When you consider inking artwork with blood, Flaming Lips frontman Wayne Coyne, who screen-printed his sanguine bodily fluids onto a Wes Wilson-style skull gig poster in late 2010, immediately comes to mind. When I mention this, stating it's not a contest, Pennington laughs and says, "We actually did our thing way before that happened, I think. I think we beat him . . . I do think it's a competition, and I think we won."
For those not vinyl-savvy — tsk, tsk — Parenthetical Girls recently have released Privilege (Abridged), which is shorter by eight songs.
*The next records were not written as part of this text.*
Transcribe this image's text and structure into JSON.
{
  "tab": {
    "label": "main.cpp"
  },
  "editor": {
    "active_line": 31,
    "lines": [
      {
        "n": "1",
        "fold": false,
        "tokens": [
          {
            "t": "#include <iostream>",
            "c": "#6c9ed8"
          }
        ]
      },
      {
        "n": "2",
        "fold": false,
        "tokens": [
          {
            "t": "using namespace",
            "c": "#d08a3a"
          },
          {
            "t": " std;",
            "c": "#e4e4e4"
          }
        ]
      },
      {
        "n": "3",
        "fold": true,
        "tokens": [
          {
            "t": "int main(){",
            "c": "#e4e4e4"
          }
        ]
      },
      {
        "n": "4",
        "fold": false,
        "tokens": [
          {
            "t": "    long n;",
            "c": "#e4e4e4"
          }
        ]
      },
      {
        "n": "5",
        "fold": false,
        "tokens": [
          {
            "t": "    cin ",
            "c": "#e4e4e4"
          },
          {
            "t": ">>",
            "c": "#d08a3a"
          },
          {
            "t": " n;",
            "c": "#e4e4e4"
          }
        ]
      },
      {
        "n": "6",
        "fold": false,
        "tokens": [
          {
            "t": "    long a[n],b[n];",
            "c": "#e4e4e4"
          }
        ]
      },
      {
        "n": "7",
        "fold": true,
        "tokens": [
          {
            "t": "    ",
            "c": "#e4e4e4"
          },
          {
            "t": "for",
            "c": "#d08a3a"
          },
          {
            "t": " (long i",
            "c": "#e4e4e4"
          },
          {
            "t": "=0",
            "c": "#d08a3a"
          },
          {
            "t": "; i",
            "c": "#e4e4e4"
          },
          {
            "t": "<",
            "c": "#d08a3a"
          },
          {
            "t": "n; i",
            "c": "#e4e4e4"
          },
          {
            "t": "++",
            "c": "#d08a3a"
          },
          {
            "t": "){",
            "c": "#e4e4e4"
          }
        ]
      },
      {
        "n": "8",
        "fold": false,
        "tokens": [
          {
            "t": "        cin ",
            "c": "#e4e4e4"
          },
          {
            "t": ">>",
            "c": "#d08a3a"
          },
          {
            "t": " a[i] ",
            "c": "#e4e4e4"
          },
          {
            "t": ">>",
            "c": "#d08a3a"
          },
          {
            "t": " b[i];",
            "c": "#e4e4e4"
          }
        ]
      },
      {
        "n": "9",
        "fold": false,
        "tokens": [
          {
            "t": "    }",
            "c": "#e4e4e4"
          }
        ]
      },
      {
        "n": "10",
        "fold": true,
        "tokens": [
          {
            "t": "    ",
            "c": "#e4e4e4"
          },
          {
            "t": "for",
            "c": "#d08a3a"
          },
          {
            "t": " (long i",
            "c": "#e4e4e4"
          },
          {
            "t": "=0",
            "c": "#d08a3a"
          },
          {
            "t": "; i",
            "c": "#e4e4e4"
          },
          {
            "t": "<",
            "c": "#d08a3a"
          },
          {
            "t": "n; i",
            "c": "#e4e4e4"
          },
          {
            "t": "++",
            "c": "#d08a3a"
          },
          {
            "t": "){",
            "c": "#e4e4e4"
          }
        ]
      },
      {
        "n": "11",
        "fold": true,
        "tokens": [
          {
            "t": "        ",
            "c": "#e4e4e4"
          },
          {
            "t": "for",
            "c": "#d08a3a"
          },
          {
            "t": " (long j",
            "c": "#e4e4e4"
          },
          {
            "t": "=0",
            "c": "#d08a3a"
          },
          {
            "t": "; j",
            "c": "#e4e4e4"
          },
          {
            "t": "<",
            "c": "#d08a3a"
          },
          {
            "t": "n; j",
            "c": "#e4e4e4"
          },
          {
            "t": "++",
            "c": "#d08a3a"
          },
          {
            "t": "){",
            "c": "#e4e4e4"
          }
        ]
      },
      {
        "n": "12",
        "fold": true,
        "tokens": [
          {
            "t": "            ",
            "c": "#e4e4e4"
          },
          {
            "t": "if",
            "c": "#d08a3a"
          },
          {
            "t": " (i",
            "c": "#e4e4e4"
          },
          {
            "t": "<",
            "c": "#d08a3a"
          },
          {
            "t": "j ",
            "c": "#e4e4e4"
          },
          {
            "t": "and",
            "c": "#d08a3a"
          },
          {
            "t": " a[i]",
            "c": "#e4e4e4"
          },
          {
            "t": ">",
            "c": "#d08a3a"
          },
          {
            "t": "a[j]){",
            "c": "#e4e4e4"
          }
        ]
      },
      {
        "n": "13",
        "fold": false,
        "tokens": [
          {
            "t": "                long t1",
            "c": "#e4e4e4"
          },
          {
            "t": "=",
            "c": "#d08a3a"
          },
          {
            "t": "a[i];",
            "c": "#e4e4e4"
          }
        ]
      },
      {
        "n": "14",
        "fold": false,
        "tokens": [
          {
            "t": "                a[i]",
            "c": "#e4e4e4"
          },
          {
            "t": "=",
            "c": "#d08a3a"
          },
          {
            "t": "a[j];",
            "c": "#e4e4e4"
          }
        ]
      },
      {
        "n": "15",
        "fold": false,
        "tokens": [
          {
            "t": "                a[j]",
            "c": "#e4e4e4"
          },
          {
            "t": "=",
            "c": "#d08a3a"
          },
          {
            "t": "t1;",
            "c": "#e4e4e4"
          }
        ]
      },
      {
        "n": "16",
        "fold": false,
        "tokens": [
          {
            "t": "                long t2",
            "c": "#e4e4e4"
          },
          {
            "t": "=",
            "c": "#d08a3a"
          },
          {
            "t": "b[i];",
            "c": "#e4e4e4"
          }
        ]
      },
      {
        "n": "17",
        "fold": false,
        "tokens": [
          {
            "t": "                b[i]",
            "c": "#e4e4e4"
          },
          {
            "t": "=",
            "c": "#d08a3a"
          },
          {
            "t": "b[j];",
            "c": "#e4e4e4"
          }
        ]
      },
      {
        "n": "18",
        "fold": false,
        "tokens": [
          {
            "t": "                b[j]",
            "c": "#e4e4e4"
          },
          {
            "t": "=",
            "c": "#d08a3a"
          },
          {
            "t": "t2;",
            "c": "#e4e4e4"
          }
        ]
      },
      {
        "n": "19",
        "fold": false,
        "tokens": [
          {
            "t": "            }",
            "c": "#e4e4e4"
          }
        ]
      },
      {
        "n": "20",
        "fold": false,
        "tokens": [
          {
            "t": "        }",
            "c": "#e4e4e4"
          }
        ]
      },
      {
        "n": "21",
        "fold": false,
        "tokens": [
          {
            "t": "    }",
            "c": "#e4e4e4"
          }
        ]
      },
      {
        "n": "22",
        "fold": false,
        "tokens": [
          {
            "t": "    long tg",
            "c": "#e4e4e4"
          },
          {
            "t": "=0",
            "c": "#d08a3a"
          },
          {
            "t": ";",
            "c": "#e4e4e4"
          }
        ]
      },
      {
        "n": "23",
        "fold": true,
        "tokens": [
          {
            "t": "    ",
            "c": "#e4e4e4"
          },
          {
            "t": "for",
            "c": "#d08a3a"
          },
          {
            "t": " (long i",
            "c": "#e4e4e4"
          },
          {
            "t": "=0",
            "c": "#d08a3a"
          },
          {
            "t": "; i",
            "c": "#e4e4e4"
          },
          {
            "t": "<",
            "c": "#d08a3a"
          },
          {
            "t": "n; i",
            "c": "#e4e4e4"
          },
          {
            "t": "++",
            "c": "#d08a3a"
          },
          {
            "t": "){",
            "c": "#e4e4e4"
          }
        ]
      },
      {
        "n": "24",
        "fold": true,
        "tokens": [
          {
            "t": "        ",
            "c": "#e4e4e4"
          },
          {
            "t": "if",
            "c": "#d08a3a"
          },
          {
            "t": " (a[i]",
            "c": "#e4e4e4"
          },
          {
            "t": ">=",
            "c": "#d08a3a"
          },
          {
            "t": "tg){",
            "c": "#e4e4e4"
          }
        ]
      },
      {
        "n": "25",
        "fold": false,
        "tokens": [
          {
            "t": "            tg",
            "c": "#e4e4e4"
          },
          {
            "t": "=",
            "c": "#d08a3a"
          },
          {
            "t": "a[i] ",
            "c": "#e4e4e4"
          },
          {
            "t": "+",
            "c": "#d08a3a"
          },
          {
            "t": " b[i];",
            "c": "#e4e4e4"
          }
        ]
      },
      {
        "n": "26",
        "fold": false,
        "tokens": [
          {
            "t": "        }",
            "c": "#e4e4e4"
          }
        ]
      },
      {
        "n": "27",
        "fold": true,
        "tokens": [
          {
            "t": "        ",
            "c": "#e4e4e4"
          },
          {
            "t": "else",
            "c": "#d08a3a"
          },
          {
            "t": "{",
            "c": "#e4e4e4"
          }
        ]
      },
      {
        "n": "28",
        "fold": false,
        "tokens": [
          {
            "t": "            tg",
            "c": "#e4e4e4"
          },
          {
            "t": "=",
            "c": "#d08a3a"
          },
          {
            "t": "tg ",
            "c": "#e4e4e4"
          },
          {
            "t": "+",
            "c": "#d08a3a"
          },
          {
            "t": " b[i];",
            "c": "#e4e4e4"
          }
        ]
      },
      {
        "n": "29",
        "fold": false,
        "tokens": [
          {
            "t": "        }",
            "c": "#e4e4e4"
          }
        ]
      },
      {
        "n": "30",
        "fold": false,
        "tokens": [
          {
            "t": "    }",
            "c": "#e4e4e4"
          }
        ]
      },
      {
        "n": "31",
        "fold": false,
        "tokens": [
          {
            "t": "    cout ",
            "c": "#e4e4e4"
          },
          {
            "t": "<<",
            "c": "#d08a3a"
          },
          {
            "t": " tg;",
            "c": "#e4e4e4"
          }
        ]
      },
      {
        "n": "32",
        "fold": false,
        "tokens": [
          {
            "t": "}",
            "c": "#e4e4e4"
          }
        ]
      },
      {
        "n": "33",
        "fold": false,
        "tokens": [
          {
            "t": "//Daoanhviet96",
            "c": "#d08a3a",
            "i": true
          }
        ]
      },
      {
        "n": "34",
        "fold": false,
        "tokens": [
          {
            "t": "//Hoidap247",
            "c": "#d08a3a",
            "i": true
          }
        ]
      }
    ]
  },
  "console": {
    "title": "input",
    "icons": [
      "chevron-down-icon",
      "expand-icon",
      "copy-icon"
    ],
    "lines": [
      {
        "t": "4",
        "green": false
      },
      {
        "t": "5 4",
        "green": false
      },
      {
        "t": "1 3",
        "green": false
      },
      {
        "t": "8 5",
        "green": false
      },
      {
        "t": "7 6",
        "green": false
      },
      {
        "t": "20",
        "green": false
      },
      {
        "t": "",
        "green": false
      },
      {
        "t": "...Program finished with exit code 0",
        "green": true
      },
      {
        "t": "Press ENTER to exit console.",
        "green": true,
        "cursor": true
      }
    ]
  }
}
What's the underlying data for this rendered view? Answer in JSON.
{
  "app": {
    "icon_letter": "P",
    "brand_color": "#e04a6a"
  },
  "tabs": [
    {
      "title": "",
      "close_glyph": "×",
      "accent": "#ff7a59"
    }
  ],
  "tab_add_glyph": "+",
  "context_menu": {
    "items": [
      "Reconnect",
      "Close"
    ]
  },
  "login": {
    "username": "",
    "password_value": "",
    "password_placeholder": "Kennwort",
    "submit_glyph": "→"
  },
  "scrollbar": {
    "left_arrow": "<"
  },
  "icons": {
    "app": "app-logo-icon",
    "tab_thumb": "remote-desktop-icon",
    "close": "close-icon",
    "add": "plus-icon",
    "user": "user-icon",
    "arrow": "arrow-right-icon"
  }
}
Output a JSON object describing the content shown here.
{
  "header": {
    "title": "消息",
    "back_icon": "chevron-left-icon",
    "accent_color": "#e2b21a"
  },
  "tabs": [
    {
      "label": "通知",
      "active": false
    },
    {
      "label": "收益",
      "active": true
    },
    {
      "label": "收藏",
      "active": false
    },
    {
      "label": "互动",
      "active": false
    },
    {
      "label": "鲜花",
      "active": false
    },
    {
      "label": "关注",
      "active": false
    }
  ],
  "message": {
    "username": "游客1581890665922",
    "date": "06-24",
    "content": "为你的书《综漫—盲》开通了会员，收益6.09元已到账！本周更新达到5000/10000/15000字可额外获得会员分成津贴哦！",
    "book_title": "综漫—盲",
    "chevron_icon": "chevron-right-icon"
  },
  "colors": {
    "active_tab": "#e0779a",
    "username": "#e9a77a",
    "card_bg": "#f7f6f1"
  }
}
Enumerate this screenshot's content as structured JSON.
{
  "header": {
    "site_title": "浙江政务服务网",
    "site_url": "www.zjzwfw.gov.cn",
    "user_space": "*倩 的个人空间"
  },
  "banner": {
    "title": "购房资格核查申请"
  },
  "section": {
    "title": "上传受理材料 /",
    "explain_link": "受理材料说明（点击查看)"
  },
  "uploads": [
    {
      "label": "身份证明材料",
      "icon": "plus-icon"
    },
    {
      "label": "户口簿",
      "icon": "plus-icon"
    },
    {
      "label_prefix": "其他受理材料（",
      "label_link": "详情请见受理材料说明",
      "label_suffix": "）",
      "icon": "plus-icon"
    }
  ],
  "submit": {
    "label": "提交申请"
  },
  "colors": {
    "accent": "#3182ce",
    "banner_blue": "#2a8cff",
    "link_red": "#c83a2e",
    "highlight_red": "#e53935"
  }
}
Pennington says those tracks will remain exclusive to those EPs, as far as he can see.
Privilege (Abridged) opens with "Evelyn McHale," a tribute to the Empire State Building jumper who crumpled a UN limousine in 1947. Robert Wiles' famous photograph of the deceased McHale has been dubbed "the most beautiful suicide." Likewise, the rest of the songs sympathize with deathly beauty, dance floor anxiety, and punctuated sexuality.
"Young Throats," the most synth-happy track on the album, handles deep resentment and reluctance with frantic dancing — perhaps the best way to deal with social coercion. When Pennington sings, "Bring me the head of my love life" on "The Privilege," you can feel the dismay of dealing with "prodigal fathers" and "broad-stroke sentimentalists." Privilege is one part eternal gratitude, one part warranted bitterness.
"The Pornographer" seems to reflect on a breakup in which one keeps an ex's pornographic images in his or her cell phone, prompting the notion that perhaps anyone who's ever snapped an erotic photo of a lover is a pornographer. Keeping in the tongue-in-cheek style, the video for the song, tagged "NSFW," doesn't actually feature anything indecent. It's shot above the waist as Pennington sings the song and makes orgasmic faces, but that's all that titillates.
As Pennington told Spectrum Culture, it's a commentary on the rise of the NSFW video: "In all of these videos, the NSFW aspect is typically a topless woman who has nothing to do with the band, walking around in the context of the video, which I found a little distasteful."